“Planning ahead is important, such as making sure you’re drinking plenty of water throughout the day – but make sure these aren’t sugary or alcoholic.”

“Avoid doing physical activity in the hottest parts of the day and stay indoors or in shaded areas as much as possible. Wear lightweight, loose-fitting clothing. If you do have to be outside, be SunSmart. And try taking a cool bath to shower”

Dr Dowling says we should not only look out for ourselves but also the vulnerable members of our community – older people, pets and local wildlife for example – who are at an increased risk of developing heat-related illnesses.

These illnesses include heat cramps, heat exhaustion and heat stroke.

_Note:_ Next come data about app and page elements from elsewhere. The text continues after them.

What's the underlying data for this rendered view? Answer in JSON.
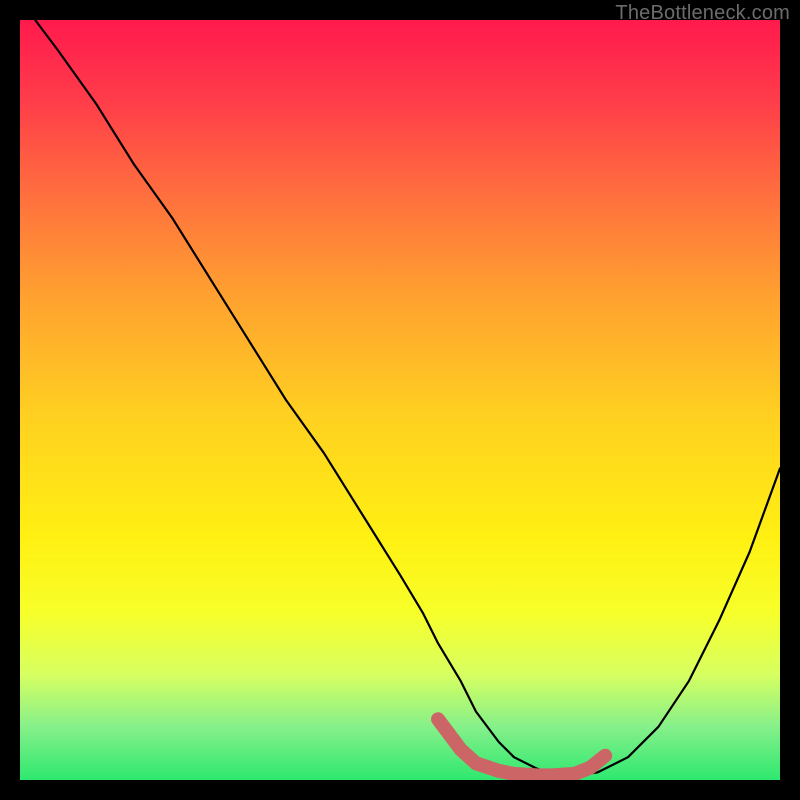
{
  "watermark": "TheBottleneck.com",
  "chart_data": {
    "type": "line",
    "title": "",
    "xlabel": "",
    "ylabel": "",
    "xlim": [
      0,
      100
    ],
    "ylim": [
      0,
      100
    ],
    "series": [
      {
        "name": "bottleneck-curve",
        "x": [
          2,
          5,
          10,
          15,
          20,
          25,
          30,
          35,
          40,
          45,
          50,
          53,
          55,
          58,
          60,
          63,
          65,
          68,
          70,
          73,
          76,
          80,
          84,
          88,
          92,
          96,
          100
        ],
        "y": [
          100,
          96,
          89,
          81,
          74,
          66,
          58,
          50,
          43,
          35,
          27,
          22,
          18,
          13,
          9,
          5,
          3,
          1.5,
          0.8,
          0.6,
          1,
          3,
          7,
          13,
          21,
          30,
          41
        ]
      }
    ],
    "highlight": {
      "name": "optimal-range",
      "color": "#cc6666",
      "x": [
        55,
        58,
        60,
        63,
        65,
        68,
        70,
        73,
        75,
        77
      ],
      "y": [
        8,
        4,
        2.2,
        1.2,
        0.8,
        0.6,
        0.6,
        0.8,
        1.6,
        3.2
      ]
    }
  }
}
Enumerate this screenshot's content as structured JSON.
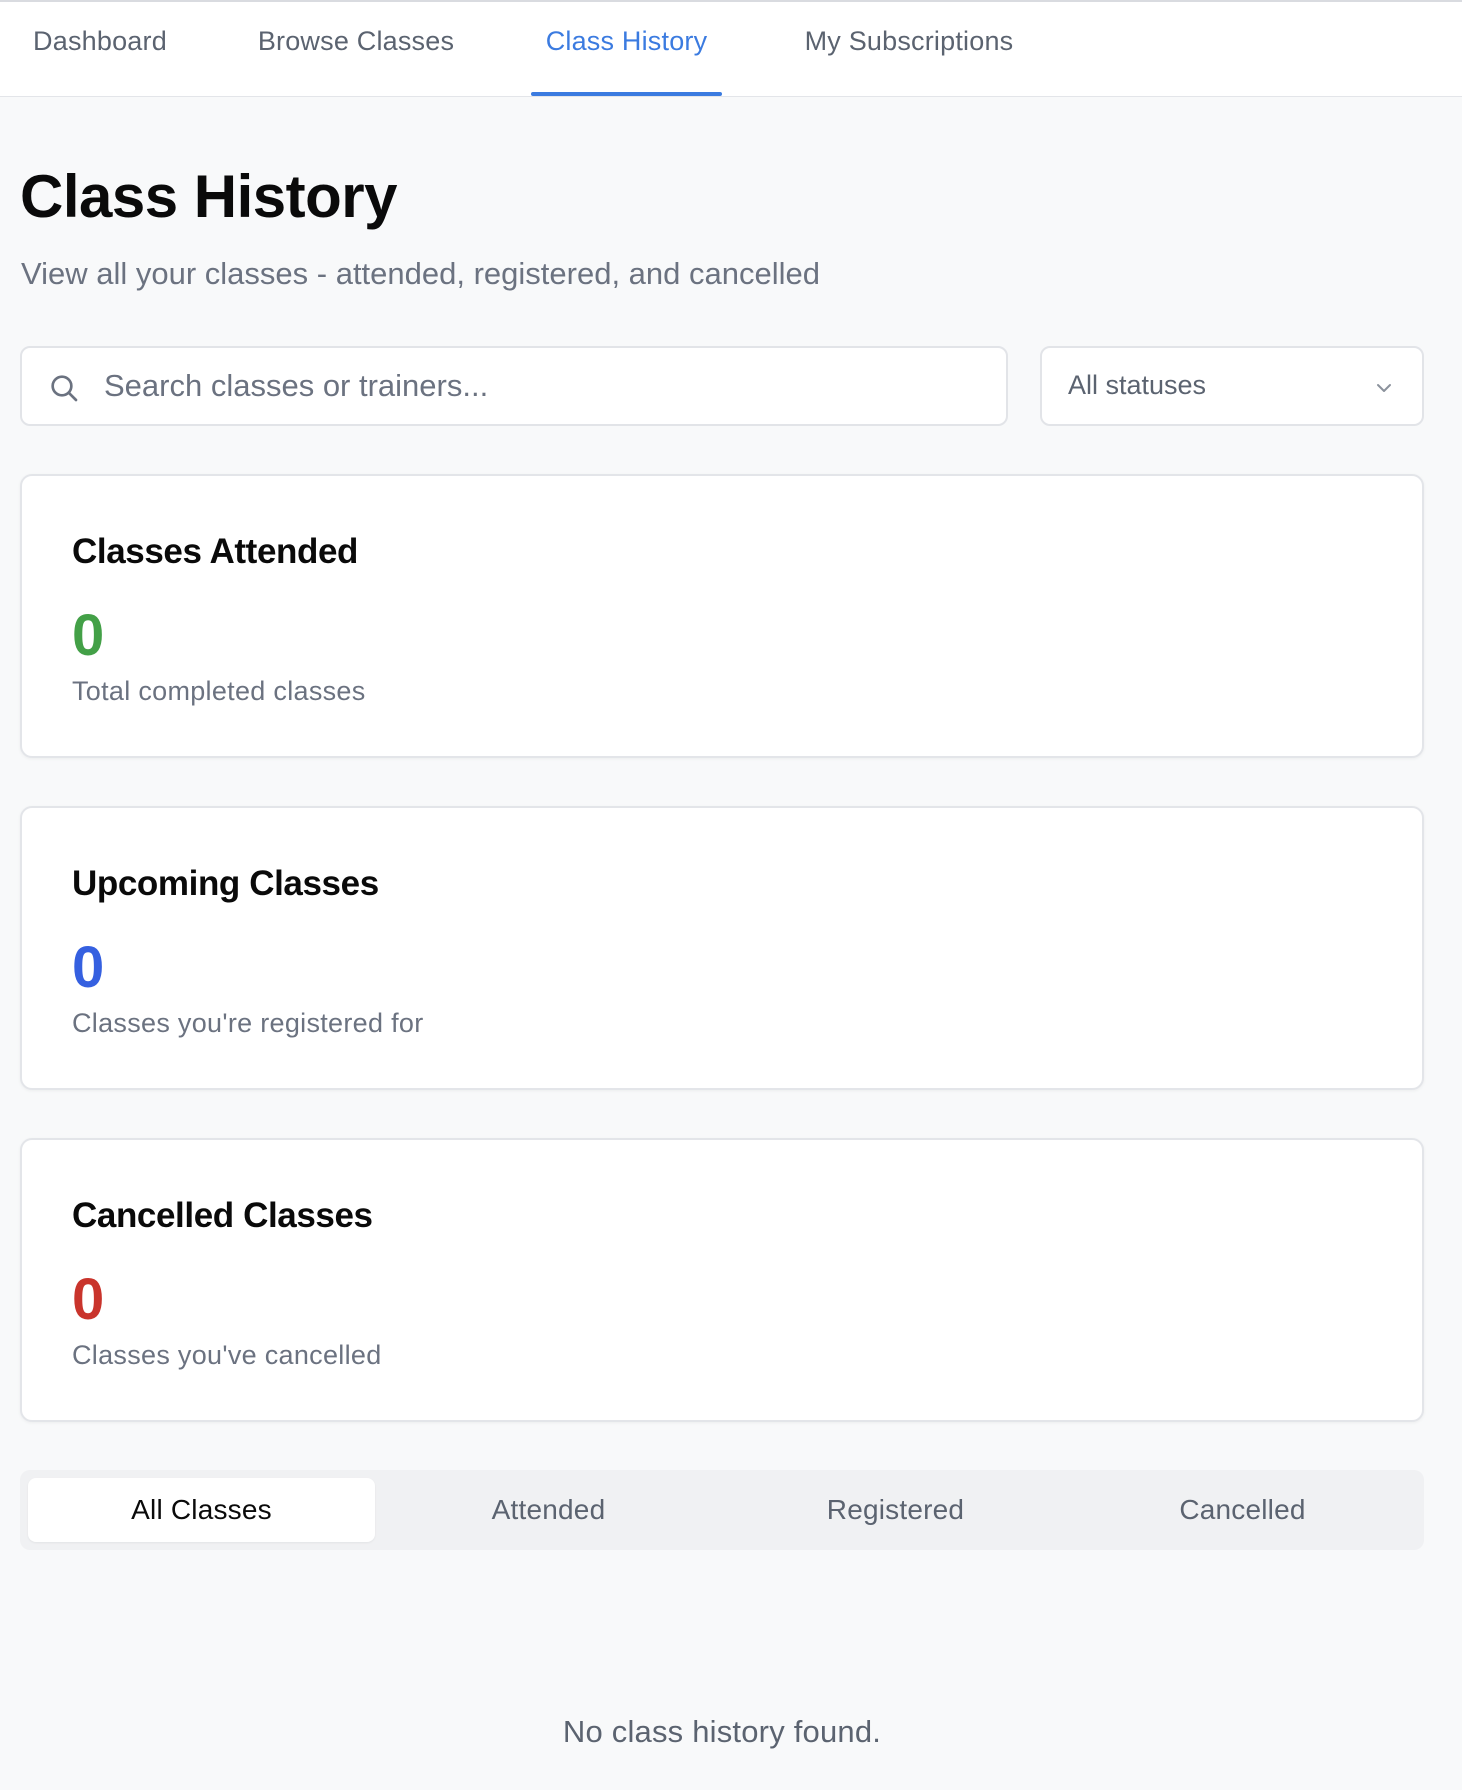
{
  "nav": {
    "tabs": [
      {
        "label": "Dashboard",
        "active": false
      },
      {
        "label": "Browse Classes",
        "active": false
      },
      {
        "label": "Class History",
        "active": true
      },
      {
        "label": "My Subscriptions",
        "active": false
      }
    ]
  },
  "header": {
    "title": "Class History",
    "subtitle": "View all your classes - attended, registered, and cancelled"
  },
  "search": {
    "placeholder": "Search classes or trainers...",
    "value": "",
    "icon": "search-icon"
  },
  "status_filter": {
    "selected": "All statuses",
    "icon": "chevron-down-icon"
  },
  "stats": [
    {
      "title": "Classes Attended",
      "value": "0",
      "description": "Total completed classes",
      "color": "#43a047"
    },
    {
      "title": "Upcoming Classes",
      "value": "0",
      "description": "Classes you're registered for",
      "color": "#3560e0"
    },
    {
      "title": "Cancelled Classes",
      "value": "0",
      "description": "Classes you've cancelled",
      "color": "#c9342c"
    }
  ],
  "filter_tabs": [
    {
      "label": "All Classes",
      "active": true
    },
    {
      "label": "Attended",
      "active": false
    },
    {
      "label": "Registered",
      "active": false
    },
    {
      "label": "Cancelled",
      "active": false
    }
  ],
  "empty_state": {
    "message": "No class history found."
  },
  "colors": {
    "accent": "#3b7be0",
    "background": "#f8f9fa",
    "muted_text": "#6b7280"
  }
}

Symptoms vary, but often include muscle pains, rapid heart rate, a pale complexion and sweating, to name a few. Other early warning signs can be light-headedness, irritability, and restlessness.

“Look after your neighbour living alone, older people, young children, people with a medical condition and don’t forget your pets,” says Dr Dowling. “

“Some people aged 65 years and over may be at increased risk of heat-related illnesses because they have chronic medical problems, are on certain medications, have mobility issues or kidney conditions.”

“Check on them frequently to make sure they are all right and if they don’t have air conditioning at home, take them to an air-conditioned indoor location for respite.”

“And always remember to never leave anyone in a closed or locked vehicle such as a car.” 

If you or someone you know is unwell call NURSE-ON-CALL on 1300 60 60 24 for 24-hour health advice or see your doctor. In an emergency, call 000.

More information can be found at the Better Health Channel website  www.betterhealth.vic.gov.au/campaigns/Survive-the-heat

VicEmergency is Victoria’s primary website for all incident information and warnings, including extreme weather events.

The Bureau of Meteorology has the latest weather forecasts and warnings for all Victorian districts and major towns.